The “Fed can fix everything” premium has left the market.
The S&P 500 has been falling even more while I compose this this short post. It went from down over 2.2% to off 2.9% of this writing and the Dow went from down 2.1%. to down 2.6%, Ten-year Treasury yields dropped to below 2%. They recovered briefly to 2.05% but are now 1.99%. Oil fell sharply overnight.
Blooomberg has a raft of “panic is on” headlines on its site:
And Ebola fears are adding to traders’ rattled nerves.
One overview from the Financial Times:
One catalyst for the latest burst of risk aversion came from a batch of weak US data releases, which fuelled worries that the US economy might not be immune to a growth slowdown elsewhere.
“Global uncertainty is ravaging markets,” said Camilla Sutton, chief FX strategist at Scotiabank. “The weight of a deceleration in the global growth outlook, complicated by geopolitics and the threat of Ebola – and combined with strong oil supplies – is driving a wave of risk aversion in markets.”
The 10-year US government bond yield at one stage was down 34 basis points at 1.87 per cent – the biggest single-session fall since March 2009. By mid-morning in New York, it was back to 2.05 per cent, down 16bp on the day…
European stock markets suffered even greater losses. The FTSE Eurofirst 300 ended 3.2 per cent weaker at its lowest point since December while Greek stocks fell 6.3 per cent as 10-year borrowing costs in Athens – already above 7 per cent – soared by the most in 15 months amid growing concerns about the political situation in the country.
The turbulence in equity and bond markets followed the release of data showing that US retail sales fell 0.3 per cent in September. A sharp fall in the New York Fed’s manufacturing index this month added to the gloomy mood.
US producer prices eased 0.1 per cent last month, their first decline in a year.
Bloomberg on the race into Treasuries:
Trading volume in U.S. Treasuries is approaching the highest on record as investors drop wagers that the Federal Reserve will raise interest rates.
About $623 billion in U.S. government debt changed hands by 12 p.m. New York time, according to ICAP Plc, the world’s largest interdealer broker. That’s just below the record $662.2 billion traded on May 22, 2013, when former Fed Chairman Ben S. Bernanke mentioned the possibility of slowing bond purchases.
We’ve been pointing out for some time that conditions in the labor market are too weak to sustain any real recovery. The robust parts of the country have been riding on QE in various forms: energy development, financial services, and frothiness in Silicon Valley. But policymakers live in the Versailles that DC has become, and too many journalists are based in New York City, which is holding up nicely, and don’t get out to the rest of the country to see the distress beneath the veneer of normalcy.
The shale bubble is popping now. And as Ed Harrison pointed out by e-mail:

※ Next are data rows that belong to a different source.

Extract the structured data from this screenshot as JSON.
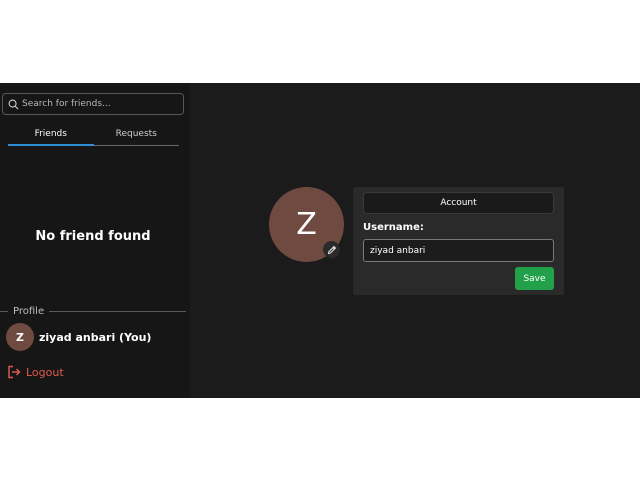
{
  "colors": {
    "sidebar_bg": "#161616",
    "main_bg": "#1b1b1b",
    "active_tab_underline": "#2e8fd8",
    "avatar_bg": "#6e4a40",
    "logout": "#e05c4f",
    "save_button": "#22a14a"
  },
  "sidebar": {
    "search": {
      "placeholder": "Search for friends...",
      "value": "",
      "icon": "search-icon"
    },
    "tabs": [
      {
        "label": "Friends",
        "active": true
      },
      {
        "label": "Requests",
        "active": false
      }
    ],
    "empty_message": "No friend found",
    "profile_section_label": "Profile",
    "current_user": {
      "initial": "Z",
      "name": "ziyad anbari (You)"
    },
    "logout": {
      "label": "Logout",
      "icon": "logout-icon"
    }
  },
  "main": {
    "avatar_initial": "Z",
    "edit_icon": "pencil-icon",
    "account_button": "Account",
    "username_label": "Username:",
    "username_value": "ziyad anbari",
    "save_label": "Save"
  }
}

As oil declines though, qe won’t help because risk premiums will stay elevated irrespective of where safe assets are trading. It is a perfect storm waiting to build because there are fewer safe assets and that will exacerbate the move.
There are a lot of places to look for where the credit bubble is about to detonate. And this could be the subprime ground zero that infects other bubblicious areas: think student loans, leveraged loans, other high yield. The Fed has simply caused a massive misallocation of capital. And eventually this will be found out in a big way.
Agreed. And given how central banks succeeded in their effort to divorce asset pricing from fundamentals, the groping for a new level while reality sets in may take some time. And an additional impact is use of algos and HFT. HFT drains liquidity in roiled markets. What looked benign on the way up is going to add fuel to the fire at times like this.
Update 1:45 PM: The latest from the Journal:
Selling accelerated in U.S. stocks on Wednesday as investors flocked to safe-haven government bonds.
U.S. stocks fell sharply Wednesday, as European markets also posted steep declines.
Stocks plunged to the day’s lows in early afternoon trading, with the Dow Jones Industrial Average falling 402 points, or 2.5%, to 15906. The blue-chip benchmark was on course to fall for the fifth day in a row, a drop that brought the index’s year-to-date decline to 4%.
The S&P 500 dropped 51 points, or 2.7%, to 1827, a decline that turned the index’s year-to-date return negative. The Nasdaq Composite Index fell 95 points, or 2.3%, to 4130, similarly erasing gains for the year.
Declines were broad and deep, with all 10 of the S&P 500’s sectors tumbling more than 1%.
“There’s a lot of pain out there,” said Dave Lutz, head of exchange-traded fund trading at JonesTrading Institutional Services.
The selloff marked a continuation of recent tumultuous trading sparked by fears of a global economic slowdown, dangerously low inflation in Europe and ripples from a steep drop in oil prices. Feeding the gloom Wednesday was a weaker-than-expected report on U.S. consumer spending. Traders said swings across financial markets appeared to be magnified by investors—particularly hedge funds—scrambling to exit money-losing investments.